- [Assigned task] Search the material below for the string "Admin" and list each line that holds it.

○ ○ ○ ○ ○

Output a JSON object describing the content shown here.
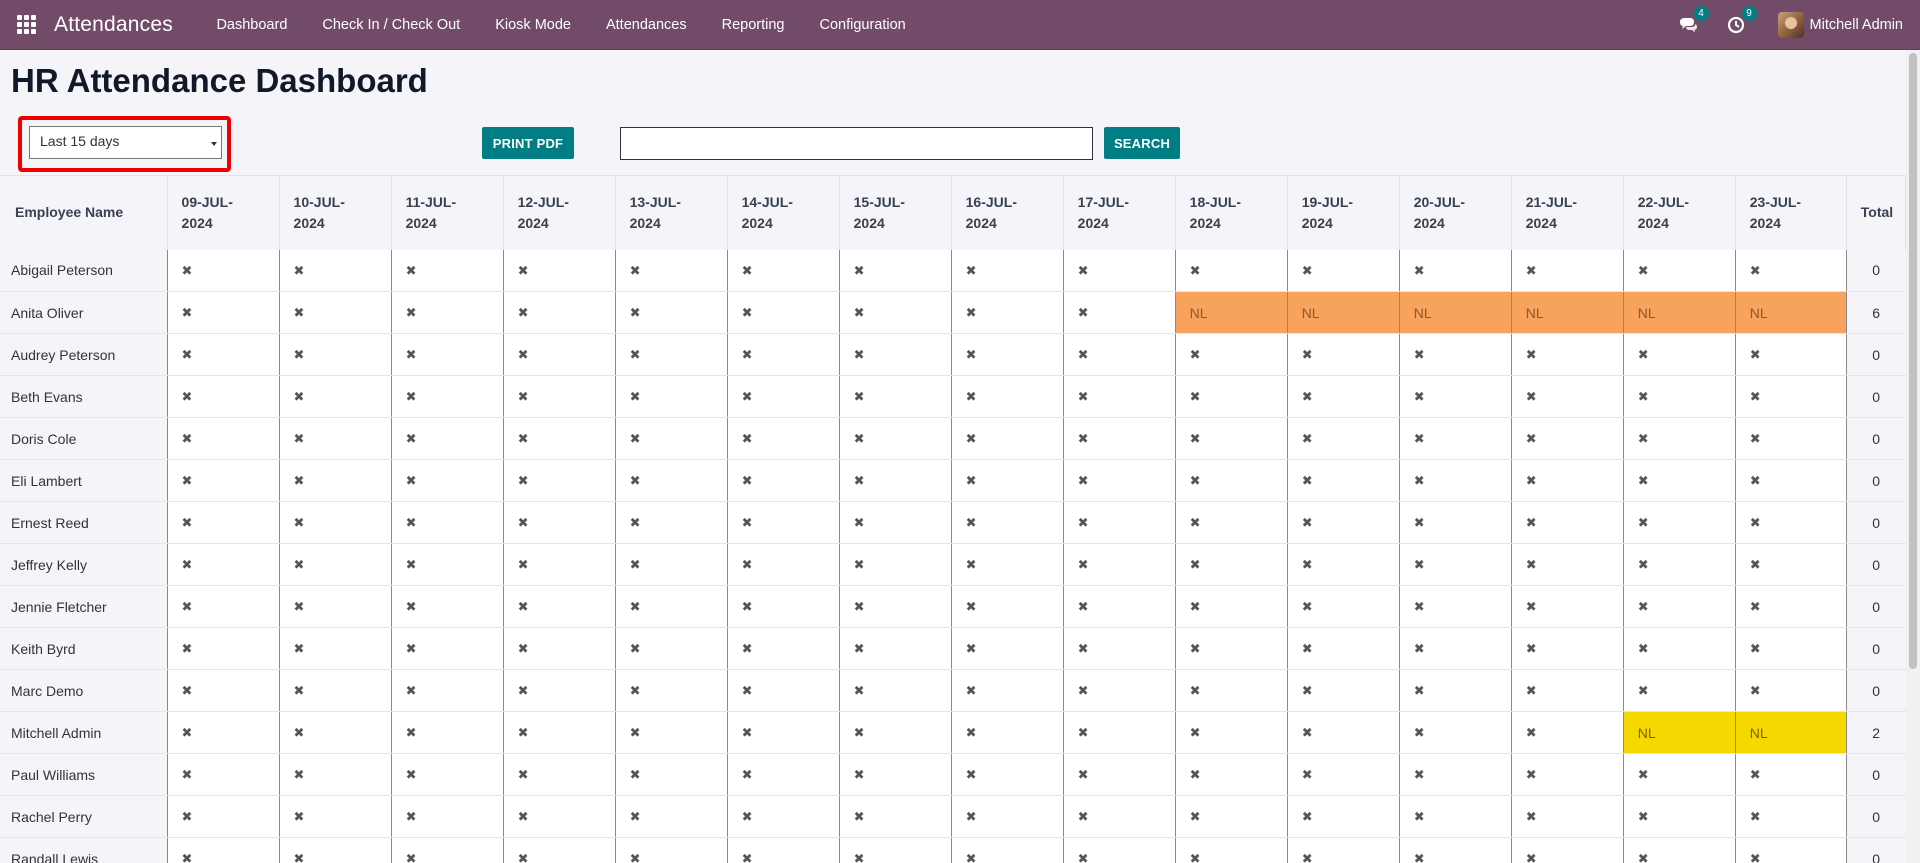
{
  "navbar": {
    "app_name": "Attendances",
    "menu": [
      "Dashboard",
      "Check In / Check Out",
      "Kiosk Mode",
      "Attendances",
      "Reporting",
      "Configuration"
    ],
    "messages_badge": "4",
    "activities_badge": "9",
    "user_name": "Mitchell Admin"
  },
  "page": {
    "title": "HR Attendance Dashboard"
  },
  "controls": {
    "period_selected": "Last 15 days",
    "print_label": "PRINT PDF",
    "search_value": "",
    "search_label": "SEARCH"
  },
  "table": {
    "employee_header": "Employee Name",
    "total_header": "Total",
    "dates": [
      [
        "09-JUL-",
        "2024"
      ],
      [
        "10-JUL-",
        "2024"
      ],
      [
        "11-JUL-",
        "2024"
      ],
      [
        "12-JUL-",
        "2024"
      ],
      [
        "13-JUL-",
        "2024"
      ],
      [
        "14-JUL-",
        "2024"
      ],
      [
        "15-JUL-",
        "2024"
      ],
      [
        "16-JUL-",
        "2024"
      ],
      [
        "17-JUL-",
        "2024"
      ],
      [
        "18-JUL-",
        "2024"
      ],
      [
        "19-JUL-",
        "2024"
      ],
      [
        "20-JUL-",
        "2024"
      ],
      [
        "21-JUL-",
        "2024"
      ],
      [
        "22-JUL-",
        "2024"
      ],
      [
        "23-JUL-",
        "2024"
      ]
    ],
    "absent_mark": "✖",
    "leave_mark": "NL",
    "colors": {
      "orange_leave": "#f7a35c",
      "yellow_leave": "#f5d800"
    },
    "rows": [
      {
        "name": "Abigail Peterson",
        "cells": [
          "x",
          "x",
          "x",
          "x",
          "x",
          "x",
          "x",
          "x",
          "x",
          "x",
          "x",
          "x",
          "x",
          "x",
          "x"
        ],
        "total": "0"
      },
      {
        "name": "Anita Oliver",
        "cells": [
          "x",
          "x",
          "x",
          "x",
          "x",
          "x",
          "x",
          "x",
          "x",
          "NL-orange",
          "NL-orange",
          "NL-orange",
          "NL-orange",
          "NL-orange",
          "NL-orange"
        ],
        "total": "6"
      },
      {
        "name": "Audrey Peterson",
        "cells": [
          "x",
          "x",
          "x",
          "x",
          "x",
          "x",
          "x",
          "x",
          "x",
          "x",
          "x",
          "x",
          "x",
          "x",
          "x"
        ],
        "total": "0"
      },
      {
        "name": "Beth Evans",
        "cells": [
          "x",
          "x",
          "x",
          "x",
          "x",
          "x",
          "x",
          "x",
          "x",
          "x",
          "x",
          "x",
          "x",
          "x",
          "x"
        ],
        "total": "0"
      },
      {
        "name": "Doris Cole",
        "cells": [
          "x",
          "x",
          "x",
          "x",
          "x",
          "x",
          "x",
          "x",
          "x",
          "x",
          "x",
          "x",
          "x",
          "x",
          "x"
        ],
        "total": "0"
      },
      {
        "name": "Eli Lambert",
        "cells": [
          "x",
          "x",
          "x",
          "x",
          "x",
          "x",
          "x",
          "x",
          "x",
          "x",
          "x",
          "x",
          "x",
          "x",
          "x"
        ],
        "total": "0"
      },
      {
        "name": "Ernest Reed",
        "cells": [
          "x",
          "x",
          "x",
          "x",
          "x",
          "x",
          "x",
          "x",
          "x",
          "x",
          "x",
          "x",
          "x",
          "x",
          "x"
        ],
        "total": "0"
      },
      {
        "name": "Jeffrey Kelly",
        "cells": [
          "x",
          "x",
          "x",
          "x",
          "x",
          "x",
          "x",
          "x",
          "x",
          "x",
          "x",
          "x",
          "x",
          "x",
          "x"
        ],
        "total": "0"
      },
      {
        "name": "Jennie Fletcher",
        "cells": [
          "x",
          "x",
          "x",
          "x",
          "x",
          "x",
          "x",
          "x",
          "x",
          "x",
          "x",
          "x",
          "x",
          "x",
          "x"
        ],
        "total": "0"
      },
      {
        "name": "Keith Byrd",
        "cells": [
          "x",
          "x",
          "x",
          "x",
          "x",
          "x",
          "x",
          "x",
          "x",
          "x",
          "x",
          "x",
          "x",
          "x",
          "x"
        ],
        "total": "0"
      },
      {
        "name": "Marc Demo",
        "cells": [
          "x",
          "x",
          "x",
          "x",
          "x",
          "x",
          "x",
          "x",
          "x",
          "x",
          "x",
          "x",
          "x",
          "x",
          "x"
        ],
        "total": "0"
      },
      {
        "name": "Mitchell Admin",
        "cells": [
          "x",
          "x",
          "x",
          "x",
          "x",
          "x",
          "x",
          "x",
          "x",
          "x",
          "x",
          "x",
          "x",
          "NL-yellow",
          "NL-yellow"
        ],
        "total": "2"
      },
      {
        "name": "Paul Williams",
        "cells": [
          "x",
          "x",
          "x",
          "x",
          "x",
          "x",
          "x",
          "x",
          "x",
          "x",
          "x",
          "x",
          "x",
          "x",
          "x"
        ],
        "total": "0"
      },
      {
        "name": "Rachel Perry",
        "cells": [
          "x",
          "x",
          "x",
          "x",
          "x",
          "x",
          "x",
          "x",
          "x",
          "x",
          "x",
          "x",
          "x",
          "x",
          "x"
        ],
        "total": "0"
      },
      {
        "name": "Randall Lewis",
        "cells": [
          "x",
          "x",
          "x",
          "x",
          "x",
          "x",
          "x",
          "x",
          "x",
          "x",
          "x",
          "x",
          "x",
          "x",
          "x"
        ],
        "total": "0"
      }
    ]
  }
}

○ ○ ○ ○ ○

- [Written answer]
    "user_name": "Mitchell Admin"
        "name": "Mitchell Admin",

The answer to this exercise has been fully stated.